┏━━

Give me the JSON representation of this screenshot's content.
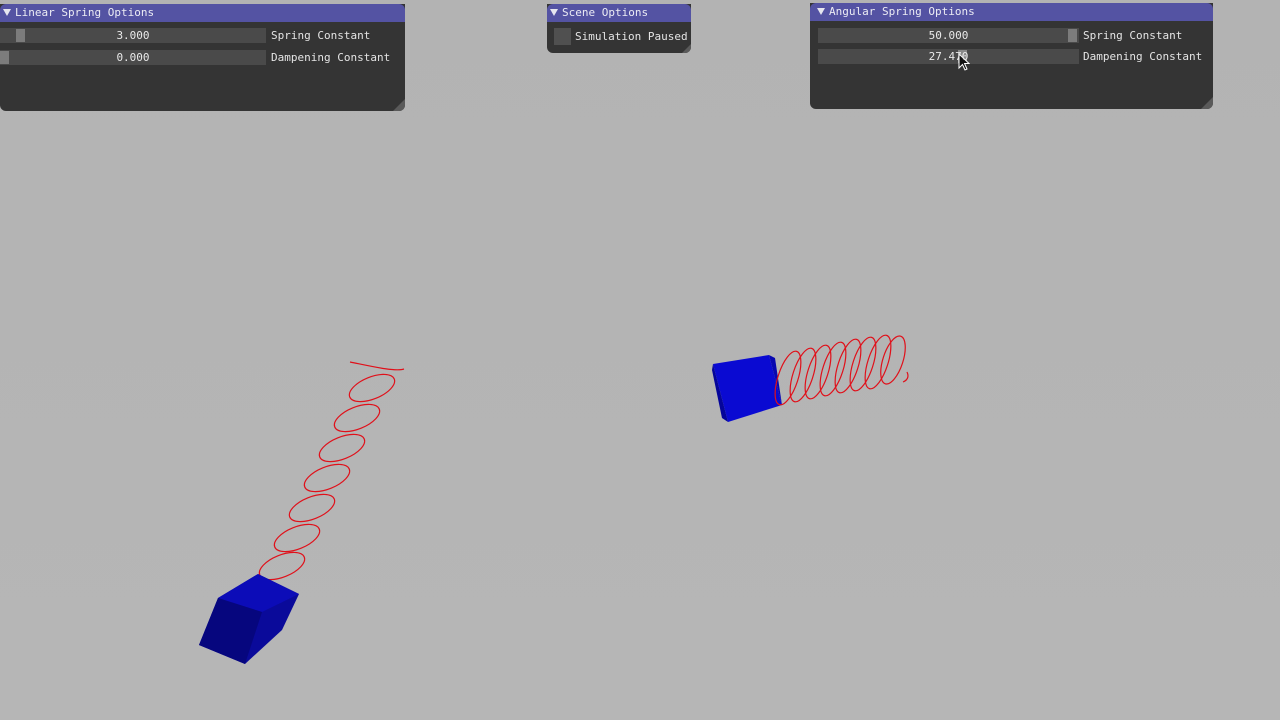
{
  "linear_panel": {
    "title": "Linear Spring Options",
    "spring_constant": {
      "label": "Spring Constant",
      "value": "3.000",
      "level": 0.06
    },
    "dampening_constant": {
      "label": "Dampening Constant",
      "value": "0.000",
      "level": 0.0
    }
  },
  "scene_panel": {
    "title": "Scene Options",
    "paused_label": "Simulation Paused",
    "paused": false
  },
  "angular_panel": {
    "title": "Angular Spring Options",
    "spring_constant": {
      "label": "Spring Constant",
      "value": "50.000",
      "level": 1.0
    },
    "dampening_constant": {
      "label": "Dampening Constant",
      "value": "27.470",
      "level": 0.55
    }
  },
  "colors": {
    "background": "#b4b4b4",
    "panel_bg": "#343434",
    "title_bar": "#5453a3",
    "slider_bg": "#4a4a4a",
    "slider_grab": "#7c7c7c",
    "spring": "#e0101a",
    "cube": "#0a0ad2",
    "cube_dark": "#05057f"
  },
  "icons": [
    "collapse-arrow-icon",
    "resize-grip-icon",
    "mouse-cursor-icon",
    "checkbox-icon"
  ]
}
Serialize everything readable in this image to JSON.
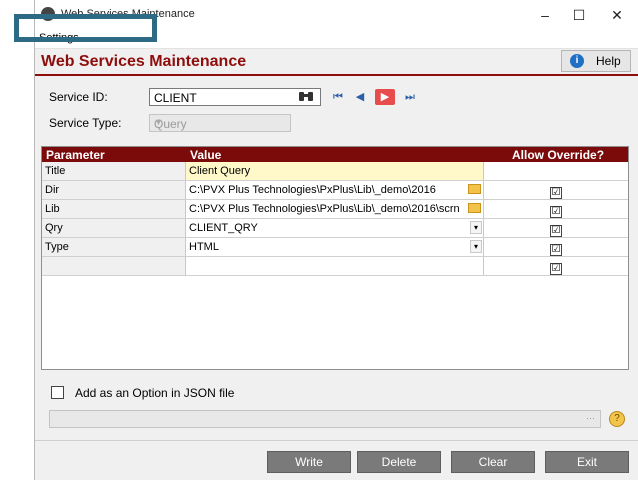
{
  "window": {
    "title": "Web Services Maintenance",
    "minimize": "–",
    "maximize": "☐",
    "close": "✕"
  },
  "menu": {
    "settings": "Settings"
  },
  "header": {
    "title": "Web Services Maintenance",
    "help": "Help",
    "help_icon": "i"
  },
  "form": {
    "service_id_label": "Service ID:",
    "service_id_value": "CLIENT",
    "service_type_label": "Service Type:",
    "service_type_value": "Query",
    "nav": {
      "first": "⏮",
      "prev": "◀",
      "next": "▶",
      "last": "⏭"
    }
  },
  "grid": {
    "headers": {
      "parameter": "Parameter",
      "value": "Value",
      "allow_override": "Allow Override?"
    },
    "rows": [
      {
        "parameter": "Title",
        "value": "Client Query",
        "check": ""
      },
      {
        "parameter": "Dir",
        "value": "C:\\PVX Plus Technologies\\PxPlus\\Lib\\_demo\\2016",
        "check": "☑"
      },
      {
        "parameter": "Lib",
        "value": "C:\\PVX Plus Technologies\\PxPlus\\Lib\\_demo\\2016\\scrn",
        "check": "☑"
      },
      {
        "parameter": "Qry",
        "value": "CLIENT_QRY",
        "check": "☑"
      },
      {
        "parameter": "Type",
        "value": "HTML",
        "check": "☑"
      },
      {
        "parameter": "",
        "value": "",
        "check": "☑"
      }
    ]
  },
  "option": {
    "json_label": "Add as an Option in JSON file"
  },
  "buttons": {
    "write": "Write",
    "delete": "Delete",
    "clear": "Clear",
    "exit": "Exit"
  },
  "colors": {
    "accent": "#8e0d0d",
    "grid_header": "#7b0b0b",
    "highlight_frame": "#2d6a86",
    "title_row_bg": "#fff9c9"
  },
  "icons": [
    "app-icon",
    "help-icon",
    "binoculars-icon",
    "first-record-icon",
    "prev-record-icon",
    "next-record-icon",
    "last-record-icon",
    "folder-icon",
    "dropdown-icon",
    "checkbox-icon",
    "note-icon"
  ]
}
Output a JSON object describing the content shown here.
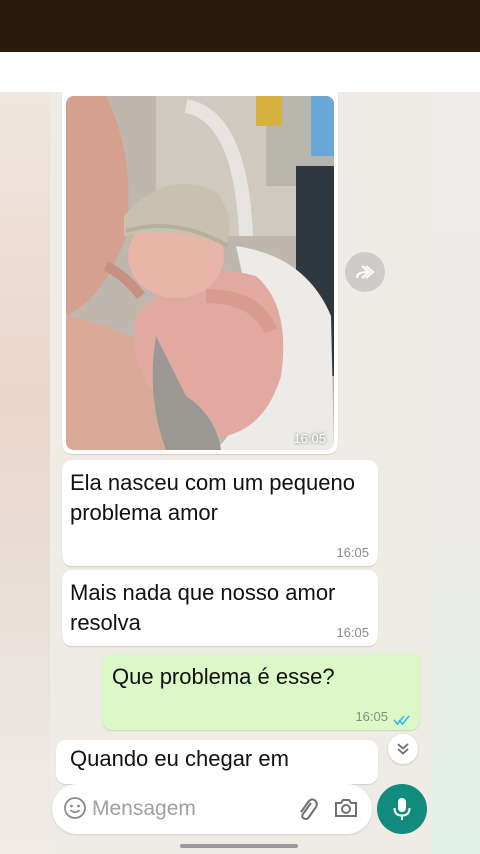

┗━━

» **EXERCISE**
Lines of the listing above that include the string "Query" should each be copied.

» **TASK RESPONSE**
    "service_type_value": "Query",
        "value": "Client Query",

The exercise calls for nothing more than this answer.